Presentation skills are critical in the business world. Whether you are an MBA student who has to present an idea in front of the class for an academic project, an executive who has to make a presentation to spearhead the strategic meeting, or a business owner who has to pitch his/her business idea to the potential investors and clients, practising and honing your presentation skill is essential.
So, what is it that separates a good presentation from the one that fails to make a lasting impact on the audience? What are some of the common mistakes that you can avoid? Here are a few guidelines to follow, the next time you are preparing yourself for a presentation.
The 10/20/30 Rule for PowerPoint
How many slides should you have in the PowerPoint presentation? How much of text should you put on those slides? How long should the presentation be?
Guy Kawasaki, the famous author, speaker, and marketer has framed the 10/20/30 rule for PowerPoint, after having listened to more than hundred presentations by entrepreneurs, during his experience as a venture capitalist. This is what the rule suggests:
‘10 Slides’ is the ideal number for a presentation. If you have 20 or 30 slides for instance, it’s time to evaluate the need for the additional slides. Ask yourself – Is it critical to the message I am trying to convey? Can I do without this slide? Can this point be combined with another point that I have already made in one of the previous slides? Having a number constraint on the slides ensures that your audience stays attentive throughout the presentation.
20 minutes is the longest time that you should take to speak and convey the message of your presentation. Even if you are given more than 30 minutes to give the presentation, restrict your speaking to 20 minutes and use the remaining time to invite questions from the audience or engage in open-ended discussion. Presentations are powerful when the audience is actively engaged in them and not just playing the role of a passive listener.
You have restricted your presentation to 10 slides, and have ensured that your speaking doesn’t exceed 20 minutes. But, if your slides are stuffed with content, and with a text of size smaller than 20-point, then your audience wouldn’t be able to closely follow the presentation and read the content on the slides.

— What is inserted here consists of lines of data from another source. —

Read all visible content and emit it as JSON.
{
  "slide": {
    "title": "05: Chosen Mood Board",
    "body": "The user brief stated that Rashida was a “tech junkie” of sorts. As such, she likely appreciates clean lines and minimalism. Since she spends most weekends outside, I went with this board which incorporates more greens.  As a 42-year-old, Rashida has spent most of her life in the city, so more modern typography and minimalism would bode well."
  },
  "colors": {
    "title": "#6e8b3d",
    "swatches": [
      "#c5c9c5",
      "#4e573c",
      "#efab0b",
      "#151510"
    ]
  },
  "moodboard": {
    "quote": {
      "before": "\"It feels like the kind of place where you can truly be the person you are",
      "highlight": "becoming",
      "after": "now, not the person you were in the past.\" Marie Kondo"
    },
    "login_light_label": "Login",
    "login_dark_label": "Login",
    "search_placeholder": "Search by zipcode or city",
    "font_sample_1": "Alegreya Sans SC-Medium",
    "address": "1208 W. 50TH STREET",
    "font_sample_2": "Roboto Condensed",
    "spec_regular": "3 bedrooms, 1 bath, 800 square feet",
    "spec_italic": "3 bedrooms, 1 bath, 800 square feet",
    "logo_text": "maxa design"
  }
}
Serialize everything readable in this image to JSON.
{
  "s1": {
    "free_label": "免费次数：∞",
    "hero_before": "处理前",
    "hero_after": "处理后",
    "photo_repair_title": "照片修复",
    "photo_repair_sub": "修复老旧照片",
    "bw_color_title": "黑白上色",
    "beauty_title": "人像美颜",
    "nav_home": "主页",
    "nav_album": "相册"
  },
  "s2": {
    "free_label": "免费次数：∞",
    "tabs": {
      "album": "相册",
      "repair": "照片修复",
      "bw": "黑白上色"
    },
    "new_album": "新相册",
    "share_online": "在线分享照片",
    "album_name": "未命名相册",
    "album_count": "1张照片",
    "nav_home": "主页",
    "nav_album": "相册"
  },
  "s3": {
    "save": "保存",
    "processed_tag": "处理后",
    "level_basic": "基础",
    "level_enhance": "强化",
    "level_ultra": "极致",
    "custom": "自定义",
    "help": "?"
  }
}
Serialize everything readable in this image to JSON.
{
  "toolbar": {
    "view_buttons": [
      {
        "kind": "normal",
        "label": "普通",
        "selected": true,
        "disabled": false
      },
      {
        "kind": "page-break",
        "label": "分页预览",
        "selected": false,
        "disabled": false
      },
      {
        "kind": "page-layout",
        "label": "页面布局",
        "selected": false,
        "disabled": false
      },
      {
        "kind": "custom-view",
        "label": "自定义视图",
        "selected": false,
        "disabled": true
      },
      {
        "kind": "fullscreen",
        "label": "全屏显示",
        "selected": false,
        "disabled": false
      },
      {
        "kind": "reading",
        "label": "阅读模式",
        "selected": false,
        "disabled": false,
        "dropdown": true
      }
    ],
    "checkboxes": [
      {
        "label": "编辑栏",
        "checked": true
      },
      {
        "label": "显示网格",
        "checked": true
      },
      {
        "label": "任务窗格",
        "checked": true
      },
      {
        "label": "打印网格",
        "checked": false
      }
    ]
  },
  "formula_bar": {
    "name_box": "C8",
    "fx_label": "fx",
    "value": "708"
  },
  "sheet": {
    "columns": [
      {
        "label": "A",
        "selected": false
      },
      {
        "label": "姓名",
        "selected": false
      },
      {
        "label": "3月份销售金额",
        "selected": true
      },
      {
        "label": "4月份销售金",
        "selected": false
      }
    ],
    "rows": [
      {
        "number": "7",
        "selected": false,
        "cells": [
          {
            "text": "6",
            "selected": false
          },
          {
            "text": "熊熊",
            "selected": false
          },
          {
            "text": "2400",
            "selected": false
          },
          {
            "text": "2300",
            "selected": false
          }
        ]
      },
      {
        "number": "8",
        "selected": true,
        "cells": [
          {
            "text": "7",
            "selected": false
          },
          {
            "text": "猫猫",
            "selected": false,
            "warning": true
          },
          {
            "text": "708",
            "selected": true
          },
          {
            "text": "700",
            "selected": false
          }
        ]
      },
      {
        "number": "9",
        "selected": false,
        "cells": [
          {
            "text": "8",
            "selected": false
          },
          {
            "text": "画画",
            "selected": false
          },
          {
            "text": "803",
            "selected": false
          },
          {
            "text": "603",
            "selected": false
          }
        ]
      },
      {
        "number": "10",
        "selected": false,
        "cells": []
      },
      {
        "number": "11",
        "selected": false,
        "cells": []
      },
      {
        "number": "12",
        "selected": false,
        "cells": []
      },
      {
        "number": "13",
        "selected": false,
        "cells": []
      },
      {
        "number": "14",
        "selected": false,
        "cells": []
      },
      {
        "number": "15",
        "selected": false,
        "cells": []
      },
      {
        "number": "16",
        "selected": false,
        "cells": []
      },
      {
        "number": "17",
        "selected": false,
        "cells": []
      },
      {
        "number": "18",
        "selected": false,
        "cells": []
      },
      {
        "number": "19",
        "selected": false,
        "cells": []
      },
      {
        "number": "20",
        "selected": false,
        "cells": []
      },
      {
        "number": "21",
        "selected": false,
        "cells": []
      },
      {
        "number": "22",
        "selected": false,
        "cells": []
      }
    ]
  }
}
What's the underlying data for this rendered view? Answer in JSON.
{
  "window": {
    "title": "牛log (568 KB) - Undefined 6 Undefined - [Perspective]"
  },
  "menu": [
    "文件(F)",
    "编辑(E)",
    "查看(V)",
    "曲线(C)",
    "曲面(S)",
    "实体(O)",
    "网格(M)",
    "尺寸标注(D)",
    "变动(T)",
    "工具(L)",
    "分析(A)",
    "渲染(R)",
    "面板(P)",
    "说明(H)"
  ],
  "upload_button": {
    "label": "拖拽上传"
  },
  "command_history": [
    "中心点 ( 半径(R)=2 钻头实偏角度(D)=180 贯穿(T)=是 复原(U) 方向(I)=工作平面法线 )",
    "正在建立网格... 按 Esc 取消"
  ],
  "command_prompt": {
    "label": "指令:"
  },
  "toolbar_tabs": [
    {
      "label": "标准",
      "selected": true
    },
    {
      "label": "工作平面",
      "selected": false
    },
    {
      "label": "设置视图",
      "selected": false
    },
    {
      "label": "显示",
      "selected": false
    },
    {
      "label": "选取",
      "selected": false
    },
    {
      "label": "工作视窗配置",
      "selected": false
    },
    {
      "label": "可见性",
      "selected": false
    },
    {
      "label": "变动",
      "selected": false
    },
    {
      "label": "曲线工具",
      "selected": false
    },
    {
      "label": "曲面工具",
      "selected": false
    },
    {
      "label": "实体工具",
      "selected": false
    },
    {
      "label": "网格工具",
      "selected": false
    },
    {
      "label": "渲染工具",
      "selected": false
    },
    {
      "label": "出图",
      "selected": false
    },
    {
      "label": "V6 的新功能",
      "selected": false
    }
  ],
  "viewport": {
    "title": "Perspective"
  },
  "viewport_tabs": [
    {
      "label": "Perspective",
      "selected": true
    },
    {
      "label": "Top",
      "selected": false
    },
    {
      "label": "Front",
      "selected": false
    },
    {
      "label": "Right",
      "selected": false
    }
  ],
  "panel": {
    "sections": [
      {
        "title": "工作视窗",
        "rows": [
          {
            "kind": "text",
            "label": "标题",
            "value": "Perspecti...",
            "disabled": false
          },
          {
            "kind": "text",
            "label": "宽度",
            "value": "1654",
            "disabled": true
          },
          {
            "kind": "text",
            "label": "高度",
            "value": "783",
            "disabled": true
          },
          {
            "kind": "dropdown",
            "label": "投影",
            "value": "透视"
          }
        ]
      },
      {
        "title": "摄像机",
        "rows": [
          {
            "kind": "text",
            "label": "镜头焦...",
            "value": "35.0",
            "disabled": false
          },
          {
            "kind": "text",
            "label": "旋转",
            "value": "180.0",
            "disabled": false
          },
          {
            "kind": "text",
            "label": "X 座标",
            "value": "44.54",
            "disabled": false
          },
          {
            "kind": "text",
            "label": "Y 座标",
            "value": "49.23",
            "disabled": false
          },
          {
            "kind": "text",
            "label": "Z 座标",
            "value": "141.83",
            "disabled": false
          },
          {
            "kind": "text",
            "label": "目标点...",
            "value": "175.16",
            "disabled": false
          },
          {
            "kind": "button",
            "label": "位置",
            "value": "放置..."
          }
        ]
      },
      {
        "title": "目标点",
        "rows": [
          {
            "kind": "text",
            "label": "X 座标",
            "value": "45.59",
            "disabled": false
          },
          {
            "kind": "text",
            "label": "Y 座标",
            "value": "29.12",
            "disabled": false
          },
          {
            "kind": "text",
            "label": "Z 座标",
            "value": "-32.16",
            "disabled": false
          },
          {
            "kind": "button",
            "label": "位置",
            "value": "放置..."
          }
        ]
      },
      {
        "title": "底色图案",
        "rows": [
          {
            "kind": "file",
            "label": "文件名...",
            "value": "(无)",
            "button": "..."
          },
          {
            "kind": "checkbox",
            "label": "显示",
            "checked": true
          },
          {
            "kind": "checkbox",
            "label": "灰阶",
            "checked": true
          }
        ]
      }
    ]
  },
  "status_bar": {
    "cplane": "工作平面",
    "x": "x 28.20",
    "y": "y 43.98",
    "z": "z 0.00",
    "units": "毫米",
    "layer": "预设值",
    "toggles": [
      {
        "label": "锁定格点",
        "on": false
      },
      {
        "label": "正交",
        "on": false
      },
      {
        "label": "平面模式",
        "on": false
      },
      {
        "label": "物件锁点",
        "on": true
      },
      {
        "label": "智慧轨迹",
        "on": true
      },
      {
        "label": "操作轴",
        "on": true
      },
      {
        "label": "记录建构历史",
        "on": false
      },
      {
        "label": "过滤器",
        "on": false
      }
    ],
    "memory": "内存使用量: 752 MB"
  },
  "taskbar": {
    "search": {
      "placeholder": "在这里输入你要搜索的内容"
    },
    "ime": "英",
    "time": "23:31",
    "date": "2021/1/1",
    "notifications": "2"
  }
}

Guy Kawasaki suggests that 30-point font should be the smallest font size that you should use on your slides to maintain their readability.
“The reason people use a small font is twofold: first, that they don’t know their material well enough; second, they think that more text is more convincing. Total bozosity. Force yourself to use no font smaller than thirty points. I guarantee it will make your presentations better because it requires you to find the most salient points and to know how to explain them well. If “thirty points,” is too dogmatic, the I offer you an algorithm: find out the age of the oldest person in your audience and divide it by two. That’s your optimal font size,” he adds.
Other points to keep in mind:
- Know your audience well to communicate your idea effectively. Their level of understanding of your subject matter is critical while preparing the content of the presentation.
- Use images to make your presentation more interesting and visually-appealing.
- Tell stories to grab the attention of the audience, and to establish an emotional connection with them.
- The content of the presentation is significant, but so is the level of confidence of the presenter. Speak with passion and conviction.
- After each presentation, make note of the things that went well and the things that did not. Invite feedback from the audience. It’s the only way to learn and improve your presentation skills.
- Last but not the least, grab every chance that you get to practise your presentation skills. It’s only by doing it more and doing it often that you get better at this skill.